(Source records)
------------------------------------------------

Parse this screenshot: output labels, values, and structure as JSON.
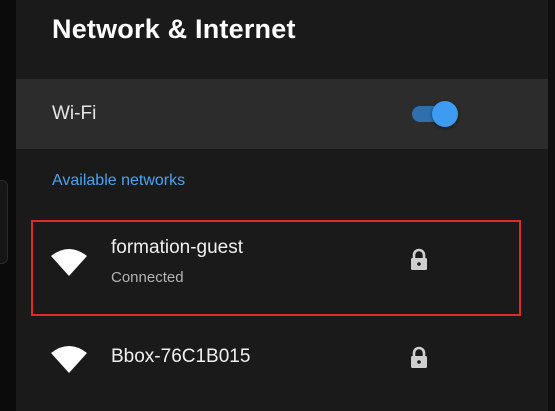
{
  "page": {
    "title": "Network & Internet"
  },
  "wifi": {
    "label": "Wi-Fi",
    "enabled": true
  },
  "available": {
    "header": "Available networks",
    "networks": [
      {
        "name": "formation-guest",
        "status": "Connected",
        "secured": true,
        "selected": true,
        "icon": "wifi-icon"
      },
      {
        "name": "Bbox-76C1B015",
        "status": "",
        "secured": true,
        "selected": false,
        "icon": "wifi-icon"
      }
    ]
  },
  "colors": {
    "accent": "#4aa3f0",
    "toggle_on": "#3d9bf2",
    "selection_outline": "#e02a2a"
  }
}
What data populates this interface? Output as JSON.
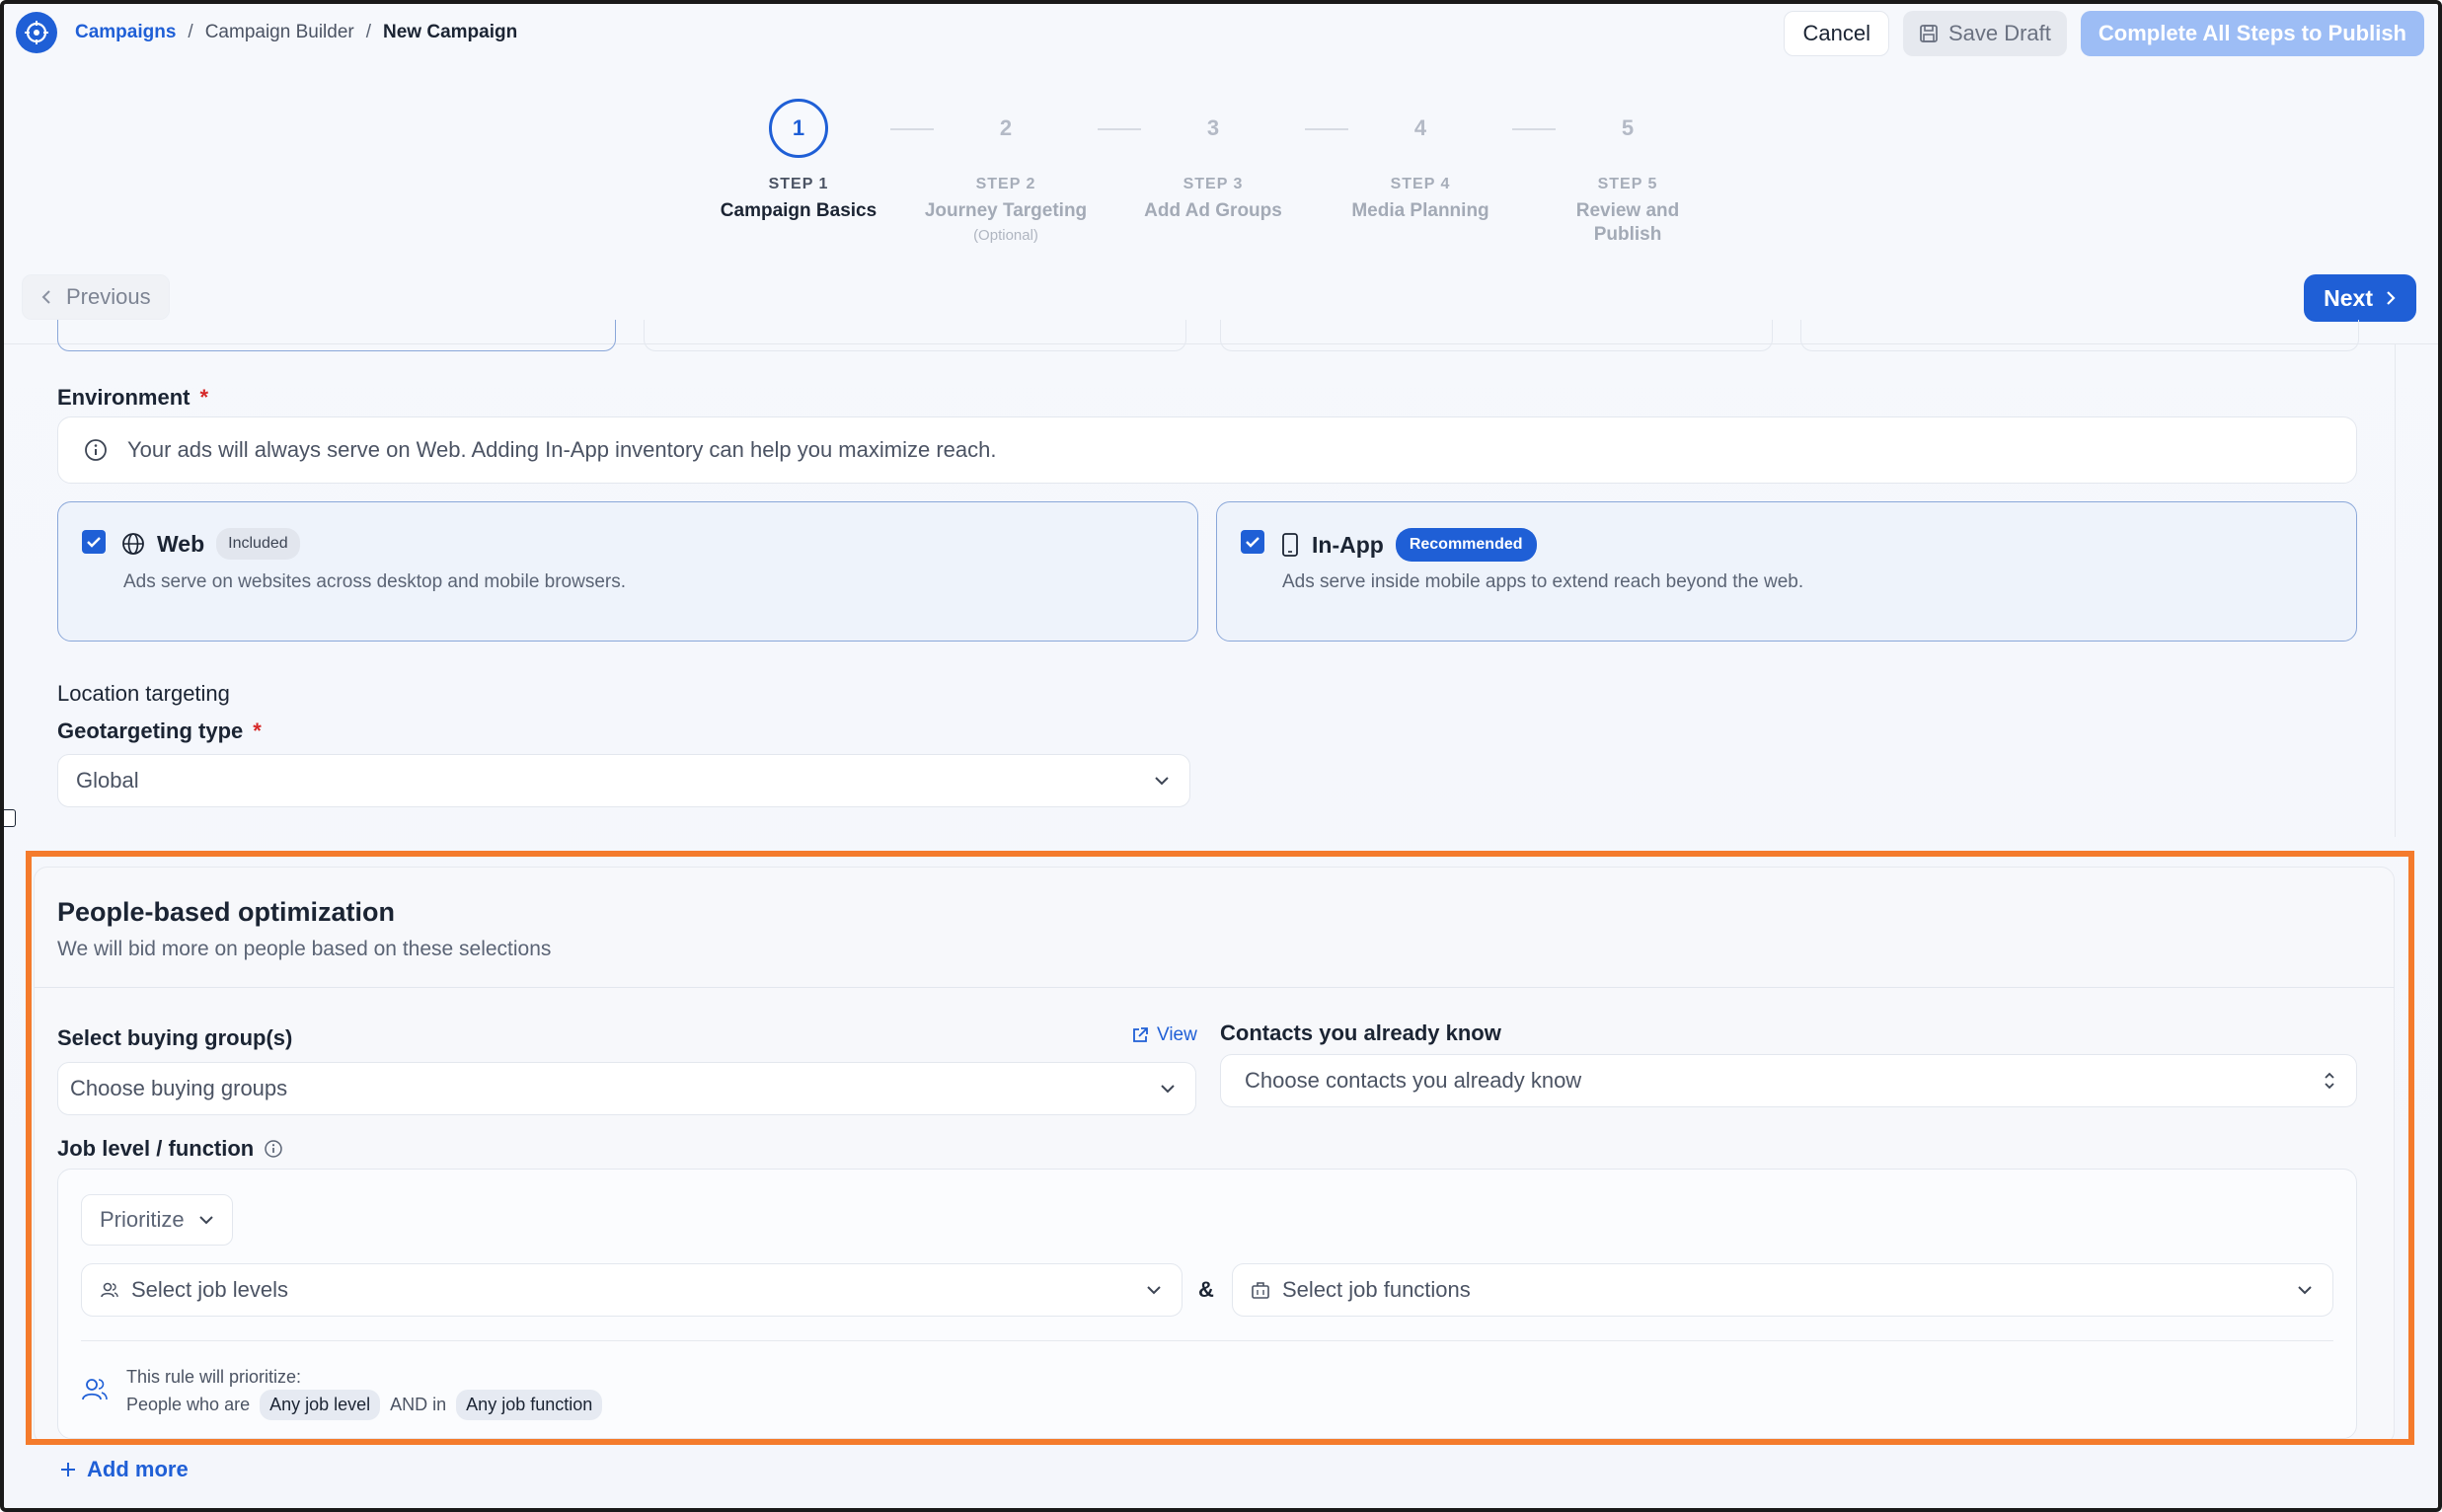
{
  "breadcrumb": [
    "Campaigns",
    "Campaign Builder",
    "New Campaign"
  ],
  "top_actions": {
    "cancel": "Cancel",
    "save_draft": "Save Draft",
    "publish": "Complete All Steps to Publish"
  },
  "steps": [
    {
      "circle": "1",
      "num": "STEP 1",
      "name": "Campaign Basics",
      "optional": "",
      "active": true
    },
    {
      "circle": "2",
      "num": "STEP 2",
      "name": "Journey Targeting",
      "optional": "(Optional)",
      "active": false
    },
    {
      "circle": "3",
      "num": "STEP 3",
      "name": "Add Ad Groups",
      "optional": "",
      "active": false
    },
    {
      "circle": "4",
      "num": "STEP 4",
      "name": "Media Planning",
      "optional": "",
      "active": false
    },
    {
      "circle": "5",
      "num": "STEP 5",
      "name": "Review and Publish",
      "optional": "",
      "active": false
    }
  ],
  "nav": {
    "previous": "Previous",
    "next": "Next"
  },
  "environment": {
    "label": "Environment",
    "required_mark": "*",
    "info": "Your ads will always serve on Web. Adding In-App inventory can help you maximize reach.",
    "options": [
      {
        "title": "Web",
        "badge": "Included",
        "desc": "Ads serve on websites across desktop and mobile browsers.",
        "checked": true
      },
      {
        "title": "In-App",
        "badge": "Recommended",
        "desc": "Ads serve inside mobile apps to extend reach beyond the web.",
        "checked": true
      }
    ]
  },
  "location": {
    "heading": "Location targeting",
    "geo_label": "Geotargeting type",
    "required_mark": "*",
    "geo_value": "Global"
  },
  "people": {
    "title": "People-based optimization",
    "subtitle": "We will bid more on people based on these selections",
    "buying_label": "Select buying group(s)",
    "view_link": "View",
    "buying_placeholder": "Choose buying groups",
    "contacts_label": "Contacts you already know",
    "contacts_placeholder": "Choose contacts you already know",
    "job_label": "Job level / function",
    "rule": {
      "mode": "Prioritize",
      "levels_placeholder": "Select job levels",
      "amp": "&",
      "functions_placeholder": "Select job functions",
      "summary_line1": "This rule will prioritize:",
      "summary_prefix": "People who are",
      "chip_level": "Any job level",
      "summary_mid": "AND in",
      "chip_function": "Any job function"
    },
    "add_more": "Add more"
  },
  "colors": {
    "accent": "#1f5fd6",
    "highlight": "#f47b2c",
    "required": "#d62828"
  }
}
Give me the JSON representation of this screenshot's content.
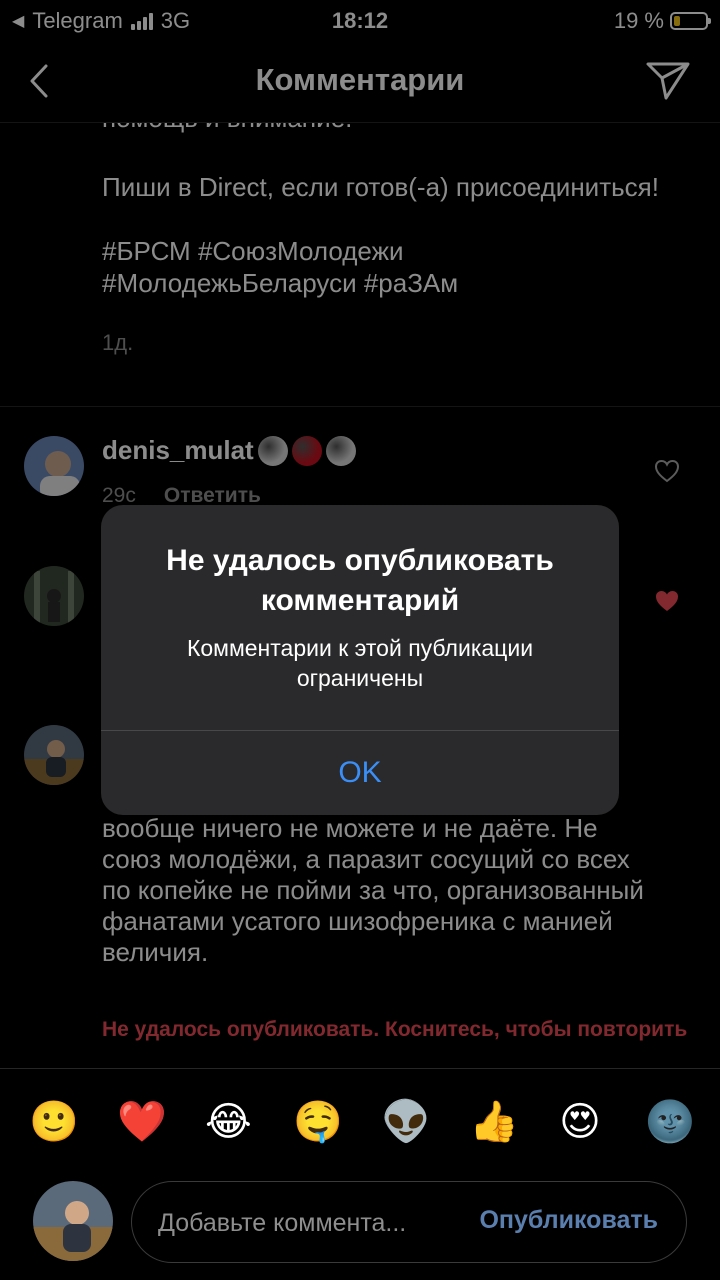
{
  "status_bar": {
    "back_app": "Telegram",
    "network": "3G",
    "time": "18:12",
    "battery_percent": "19 %",
    "battery_level": 0.19
  },
  "header": {
    "title": "Комментарии"
  },
  "post": {
    "caption_cut_line": "помощь и внимание.",
    "caption_paragraph1": "Пиши в Direct, если готов(-а) присоединиться!",
    "caption_hashtags": "#БРСМ #СоюзМолодежи #МолодежьБеларуси #раЗАм",
    "caption_time": "1д."
  },
  "comments": [
    {
      "username": "denis_mulat",
      "emoji_colors": [
        "#d8d8d8",
        "#c1121f",
        "#d8d8d8"
      ],
      "time": "29с",
      "reply_label": "Ответить"
    }
  ],
  "draft_comment": {
    "text": "вообще ничего не можете и не даёте. Не союз молодёжи, а паразит сосущий со всех по копейке не пойми за что, организованный фанатами усатого шизофреника с манией величия.",
    "error": "Не удалось опубликовать. Коснитесь, чтобы повторить"
  },
  "alert": {
    "title": "Не удалось опубликовать комментарий",
    "message": "Комментарии к этой публикации ограничены",
    "ok_label": "OK"
  },
  "emoji_bar": [
    "🙂",
    "❤️",
    "😂",
    "🤤",
    "👽",
    "👍",
    "😍",
    "🌚"
  ],
  "comment_input": {
    "placeholder": "Добавьте коммента...",
    "publish_label": "Опубликовать"
  },
  "colors": {
    "error_red": "#ed4956",
    "alert_button_blue": "#3a8ef6",
    "liked_heart": "#ed4956"
  }
}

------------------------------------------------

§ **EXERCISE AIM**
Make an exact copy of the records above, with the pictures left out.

§ **SOLVED PROBLEM**
Parse this screenshot: output labels, values, and structure as JSON.
{
  "page": {
    "title": "Network & Internet"
  },
  "wifi": {
    "label": "Wi-Fi",
    "enabled": true
  },
  "available": {
    "header": "Available networks",
    "networks": [
      {
        "name": "formation-guest",
        "status": "Connected",
        "secured": true,
        "selected": true,
        "icon": "wifi-icon"
      },
      {
        "name": "Bbox-76C1B015",
        "status": "",
        "secured": true,
        "selected": false,
        "icon": "wifi-icon"
      }
    ]
  },
  "colors": {
    "accent": "#4aa3f0",
    "toggle_on": "#3d9bf2",
    "selection_outline": "#e02a2a"
  }
}
What data populates this interface? Output as JSON.
{
  "breadcrumb": [
    "Campaigns",
    "Campaign Builder",
    "New Campaign"
  ],
  "top_actions": {
    "cancel": "Cancel",
    "save_draft": "Save Draft",
    "publish": "Complete All Steps to Publish"
  },
  "steps": [
    {
      "circle": "1",
      "num": "STEP 1",
      "name": "Campaign Basics",
      "optional": "",
      "active": true
    },
    {
      "circle": "2",
      "num": "STEP 2",
      "name": "Journey Targeting",
      "optional": "(Optional)",
      "active": false
    },
    {
      "circle": "3",
      "num": "STEP 3",
      "name": "Add Ad Groups",
      "optional": "",
      "active": false
    },
    {
      "circle": "4",
      "num": "STEP 4",
      "name": "Media Planning",
      "optional": "",
      "active": false
    },
    {
      "circle": "5",
      "num": "STEP 5",
      "name": "Review and Publish",
      "optional": "",
      "active": false
    }
  ],
  "nav": {
    "previous": "Previous",
    "next": "Next"
  },
  "environment": {
    "label": "Environment",
    "required_mark": "*",
    "info": "Your ads will always serve on Web. Adding In-App inventory can help you maximize reach.",
    "options": [
      {
        "title": "Web",
        "badge": "Included",
        "desc": "Ads serve on websites across desktop and mobile browsers.",
        "checked": true
      },
      {
        "title": "In-App",
        "badge": "Recommended",
        "desc": "Ads serve inside mobile apps to extend reach beyond the web.",
        "checked": true
      }
    ]
  },
  "location": {
    "heading": "Location targeting",
    "geo_label": "Geotargeting type",
    "required_mark": "*",
    "geo_value": "Global"
  },
  "people": {
    "title": "People-based optimization",
    "subtitle": "We will bid more on people based on these selections",
    "buying_label": "Select buying group(s)",
    "view_link": "View",
    "buying_placeholder": "Choose buying groups",
    "contacts_label": "Contacts you already know",
    "contacts_placeholder": "Choose contacts you already know",
    "job_label": "Job level / function",
    "rule": {
      "mode": "Prioritize",
      "levels_placeholder": "Select job levels",
      "amp": "&",
      "functions_placeholder": "Select job functions",
      "summary_line1": "This rule will prioritize:",
      "summary_prefix": "People who are",
      "chip_level": "Any job level",
      "summary_mid": "AND in",
      "chip_function": "Any job function"
    },
    "add_more": "Add more"
  },
  "colors": {
    "accent": "#1f5fd6",
    "highlight": "#f47b2c",
    "required": "#d62828"
  }
}
Give me the JSON representation of this screenshot's content.
{
  "status_bar": {
    "back_app": "Telegram",
    "network": "3G",
    "time": "18:12",
    "battery_percent": "19 %",
    "battery_level": 0.19
  },
  "header": {
    "title": "Комментарии"
  },
  "post": {
    "caption_cut_line": "помощь и внимание.",
    "caption_paragraph1": "Пиши в Direct, если готов(-а) присоединиться!",
    "caption_hashtags": "#БРСМ #СоюзМолодежи #МолодежьБеларуси #раЗАм",
    "caption_time": "1д."
  },
  "comments": [
    {
      "username": "denis_mulat",
      "emoji_colors": [
        "#d8d8d8",
        "#c1121f",
        "#d8d8d8"
      ],
      "time": "29с",
      "reply_label": "Ответить"
    }
  ],
  "draft_comment": {
    "text": "вообще ничего не можете и не даёте. Не союз молодёжи, а паразит сосущий со всех по копейке не пойми за что, организованный фанатами усатого шизофреника с манией величия.",
    "error": "Не удалось опубликовать. Коснитесь, чтобы повторить"
  },
  "alert": {
    "title": "Не удалось опубликовать комментарий",
    "message": "Комментарии к этой публикации ограничены",
    "ok_label": "OK"
  },
  "emoji_bar": [
    "🙂",
    "❤️",
    "😂",
    "🤤",
    "👽",
    "👍",
    "😍",
    "🌚"
  ],
  "comment_input": {
    "placeholder": "Добавьте коммента...",
    "publish_label": "Опубликовать"
  },
  "colors": {
    "error_red": "#ed4956",
    "alert_button_blue": "#3a8ef6",
    "liked_heart": "#ed4956"
  }
}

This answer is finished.